Growth hormones and plant sugars accumulate at the tips of branches and branches, causing the end bud to grow while the lower buds remain on the stem in a kind of hanging animation. Pinching removes this dominance and stimulates the growth of shoots below. As those waiting buds now receive more growth hormones and sugars, they respond and develop, giving the plant a more bushy habit as many of the growth points have replaced the original. Not only does this shorten the plant in the process, but it also causes it to produce more flowers since you now have more branch tips around the plant.
Chrysanthemums are sold as annuals to technically display fall color, which means they have a less reliable winter hardiness in our area. Those sold as mums perennials, which tend to be of a different genus or species, do not need this treatment, although they may flop a bit by the time they bloom.
Although mother pinching can begin in the spring, you can still do pinching now, around the time window between the summer solstice and the fourth of July. Try not to pinch later than mid-July or else you risk not having time for the plant to fully grow and open flowers as they regenerate.
The act of pinching is exactly what it sounds like – using your fingernails to snip off the tips of the branches, just above the node (the point where the leaves adhere to the stem). You can use garden clippings or hand shears instead if you prefer. As for how much growth to remove, you can remove only a few inches or up to half the height of the current plant.
Some introductions of modern mum cultivars do not need pinching to remain compact or to delay flowering until fall.

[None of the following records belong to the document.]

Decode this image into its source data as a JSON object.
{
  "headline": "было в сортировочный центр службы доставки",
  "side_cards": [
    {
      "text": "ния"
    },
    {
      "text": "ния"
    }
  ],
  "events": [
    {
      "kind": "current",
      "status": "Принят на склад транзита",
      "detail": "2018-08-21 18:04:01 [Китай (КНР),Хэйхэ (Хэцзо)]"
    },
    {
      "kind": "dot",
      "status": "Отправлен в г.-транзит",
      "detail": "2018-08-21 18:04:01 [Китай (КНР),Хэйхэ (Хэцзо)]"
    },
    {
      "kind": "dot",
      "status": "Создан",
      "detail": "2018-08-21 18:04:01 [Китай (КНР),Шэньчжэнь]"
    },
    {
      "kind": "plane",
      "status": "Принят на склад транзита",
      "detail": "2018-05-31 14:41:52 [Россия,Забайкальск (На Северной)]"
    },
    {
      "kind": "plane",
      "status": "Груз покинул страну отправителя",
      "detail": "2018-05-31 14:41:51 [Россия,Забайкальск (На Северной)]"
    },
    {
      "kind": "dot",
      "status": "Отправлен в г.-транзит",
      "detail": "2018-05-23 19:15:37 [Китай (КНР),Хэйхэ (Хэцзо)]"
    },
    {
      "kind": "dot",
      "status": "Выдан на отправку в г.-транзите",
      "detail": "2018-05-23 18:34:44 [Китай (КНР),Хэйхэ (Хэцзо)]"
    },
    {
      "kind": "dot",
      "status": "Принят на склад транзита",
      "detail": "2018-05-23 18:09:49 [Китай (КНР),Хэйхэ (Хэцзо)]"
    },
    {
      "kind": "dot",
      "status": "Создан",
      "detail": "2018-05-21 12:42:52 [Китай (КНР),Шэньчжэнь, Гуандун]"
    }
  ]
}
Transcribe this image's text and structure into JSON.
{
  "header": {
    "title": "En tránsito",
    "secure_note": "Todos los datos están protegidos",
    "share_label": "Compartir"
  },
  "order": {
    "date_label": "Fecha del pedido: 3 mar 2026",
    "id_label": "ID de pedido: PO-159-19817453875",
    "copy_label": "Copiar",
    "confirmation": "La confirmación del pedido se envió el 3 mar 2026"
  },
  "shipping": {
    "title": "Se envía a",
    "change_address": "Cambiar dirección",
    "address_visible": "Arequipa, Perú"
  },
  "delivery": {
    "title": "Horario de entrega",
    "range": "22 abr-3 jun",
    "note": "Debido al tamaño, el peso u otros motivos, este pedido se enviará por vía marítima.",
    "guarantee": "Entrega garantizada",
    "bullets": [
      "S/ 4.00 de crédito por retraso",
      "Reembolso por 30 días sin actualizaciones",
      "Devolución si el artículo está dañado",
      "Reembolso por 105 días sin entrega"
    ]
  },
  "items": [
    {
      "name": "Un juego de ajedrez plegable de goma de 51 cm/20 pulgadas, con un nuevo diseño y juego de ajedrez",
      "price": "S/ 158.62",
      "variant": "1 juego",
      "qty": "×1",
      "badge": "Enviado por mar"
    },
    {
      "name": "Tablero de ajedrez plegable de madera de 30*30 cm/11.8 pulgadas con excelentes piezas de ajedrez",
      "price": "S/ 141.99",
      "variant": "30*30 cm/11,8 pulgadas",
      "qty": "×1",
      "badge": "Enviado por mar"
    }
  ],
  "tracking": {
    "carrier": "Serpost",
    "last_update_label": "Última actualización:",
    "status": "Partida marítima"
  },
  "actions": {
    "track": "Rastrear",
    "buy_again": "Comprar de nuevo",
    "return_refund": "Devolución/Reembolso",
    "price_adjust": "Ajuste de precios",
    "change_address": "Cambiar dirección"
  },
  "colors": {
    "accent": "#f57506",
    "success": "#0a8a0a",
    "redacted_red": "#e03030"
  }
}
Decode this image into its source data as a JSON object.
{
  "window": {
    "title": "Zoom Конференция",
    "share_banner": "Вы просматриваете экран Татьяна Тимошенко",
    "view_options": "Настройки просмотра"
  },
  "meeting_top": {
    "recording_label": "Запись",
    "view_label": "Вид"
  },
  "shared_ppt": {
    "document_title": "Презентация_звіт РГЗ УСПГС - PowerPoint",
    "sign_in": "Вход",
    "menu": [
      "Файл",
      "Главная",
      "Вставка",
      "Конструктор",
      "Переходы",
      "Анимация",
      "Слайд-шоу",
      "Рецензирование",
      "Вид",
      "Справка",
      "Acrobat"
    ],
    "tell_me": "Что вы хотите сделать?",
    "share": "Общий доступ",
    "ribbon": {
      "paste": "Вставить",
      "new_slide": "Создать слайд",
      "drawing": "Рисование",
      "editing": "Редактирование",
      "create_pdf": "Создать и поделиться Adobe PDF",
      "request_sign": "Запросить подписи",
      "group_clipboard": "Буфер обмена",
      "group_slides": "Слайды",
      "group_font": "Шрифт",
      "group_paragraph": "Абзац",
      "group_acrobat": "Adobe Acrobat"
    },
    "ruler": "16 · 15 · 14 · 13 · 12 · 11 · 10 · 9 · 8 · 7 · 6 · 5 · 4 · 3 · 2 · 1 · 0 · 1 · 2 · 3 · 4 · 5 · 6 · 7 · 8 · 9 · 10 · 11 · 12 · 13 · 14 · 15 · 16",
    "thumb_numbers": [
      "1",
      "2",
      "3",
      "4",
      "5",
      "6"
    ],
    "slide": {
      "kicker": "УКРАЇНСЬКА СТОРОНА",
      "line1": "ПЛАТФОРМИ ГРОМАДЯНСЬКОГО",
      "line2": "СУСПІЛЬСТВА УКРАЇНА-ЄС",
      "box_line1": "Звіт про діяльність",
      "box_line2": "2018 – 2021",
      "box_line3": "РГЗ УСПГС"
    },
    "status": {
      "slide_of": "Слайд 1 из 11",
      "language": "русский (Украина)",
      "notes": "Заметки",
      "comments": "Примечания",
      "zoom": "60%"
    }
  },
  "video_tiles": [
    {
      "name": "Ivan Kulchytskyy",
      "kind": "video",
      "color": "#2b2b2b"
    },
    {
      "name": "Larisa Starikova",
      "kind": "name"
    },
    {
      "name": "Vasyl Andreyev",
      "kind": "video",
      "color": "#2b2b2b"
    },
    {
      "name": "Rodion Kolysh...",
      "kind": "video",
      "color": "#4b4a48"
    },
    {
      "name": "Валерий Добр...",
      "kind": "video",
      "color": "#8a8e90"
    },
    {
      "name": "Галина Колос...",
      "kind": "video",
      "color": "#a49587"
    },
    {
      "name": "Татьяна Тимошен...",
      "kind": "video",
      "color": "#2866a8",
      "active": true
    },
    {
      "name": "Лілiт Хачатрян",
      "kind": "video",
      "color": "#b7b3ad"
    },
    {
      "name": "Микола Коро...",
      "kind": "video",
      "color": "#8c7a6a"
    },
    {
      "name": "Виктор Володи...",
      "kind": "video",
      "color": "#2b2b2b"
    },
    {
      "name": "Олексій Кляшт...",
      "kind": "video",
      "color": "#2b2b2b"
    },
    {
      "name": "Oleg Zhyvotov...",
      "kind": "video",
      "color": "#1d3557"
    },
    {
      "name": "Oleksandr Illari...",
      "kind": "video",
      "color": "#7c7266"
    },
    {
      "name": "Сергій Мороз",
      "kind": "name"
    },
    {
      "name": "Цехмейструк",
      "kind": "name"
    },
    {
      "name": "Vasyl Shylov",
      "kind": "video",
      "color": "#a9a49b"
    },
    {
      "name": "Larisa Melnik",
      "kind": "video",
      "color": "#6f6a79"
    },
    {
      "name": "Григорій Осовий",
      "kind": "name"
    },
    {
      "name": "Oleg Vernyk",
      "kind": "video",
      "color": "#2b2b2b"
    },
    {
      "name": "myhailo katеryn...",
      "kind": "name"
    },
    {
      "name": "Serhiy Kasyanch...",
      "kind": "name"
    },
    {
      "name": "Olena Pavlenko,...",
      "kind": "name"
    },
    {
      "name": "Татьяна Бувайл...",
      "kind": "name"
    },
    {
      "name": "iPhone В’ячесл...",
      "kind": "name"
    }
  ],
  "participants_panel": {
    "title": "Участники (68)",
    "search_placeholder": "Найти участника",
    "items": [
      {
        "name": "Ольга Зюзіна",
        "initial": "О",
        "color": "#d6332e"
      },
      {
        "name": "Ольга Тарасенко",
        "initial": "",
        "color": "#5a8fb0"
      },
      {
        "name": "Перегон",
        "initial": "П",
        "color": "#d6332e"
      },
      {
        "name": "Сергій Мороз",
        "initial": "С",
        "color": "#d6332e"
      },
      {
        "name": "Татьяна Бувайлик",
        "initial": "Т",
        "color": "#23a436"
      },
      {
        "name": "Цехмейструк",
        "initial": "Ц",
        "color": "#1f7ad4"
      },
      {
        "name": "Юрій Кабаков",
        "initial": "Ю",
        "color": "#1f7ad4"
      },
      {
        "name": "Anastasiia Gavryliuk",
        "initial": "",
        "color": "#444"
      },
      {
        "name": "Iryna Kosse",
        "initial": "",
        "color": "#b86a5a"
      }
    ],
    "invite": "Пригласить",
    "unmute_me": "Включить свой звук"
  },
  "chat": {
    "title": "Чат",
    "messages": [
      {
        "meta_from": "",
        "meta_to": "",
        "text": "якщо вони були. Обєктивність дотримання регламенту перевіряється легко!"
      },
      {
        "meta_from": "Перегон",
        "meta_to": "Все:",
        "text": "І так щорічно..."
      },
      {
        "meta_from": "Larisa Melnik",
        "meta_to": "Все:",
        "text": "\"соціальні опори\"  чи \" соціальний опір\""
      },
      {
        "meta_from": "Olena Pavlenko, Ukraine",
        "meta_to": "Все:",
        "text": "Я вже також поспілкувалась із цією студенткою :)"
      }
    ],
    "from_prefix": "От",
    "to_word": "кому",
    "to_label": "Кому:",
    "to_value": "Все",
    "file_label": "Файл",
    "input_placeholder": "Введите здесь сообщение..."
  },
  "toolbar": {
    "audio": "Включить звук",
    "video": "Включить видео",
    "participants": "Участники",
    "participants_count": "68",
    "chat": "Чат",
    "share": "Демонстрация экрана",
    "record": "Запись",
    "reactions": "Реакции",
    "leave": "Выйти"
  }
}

The University of Maryland’s Home and Garden Information Center offers an appendix of free gardening and pest information in extension.umd.edu/hgic. Click on “Ask for an extension” to submit questions and photos.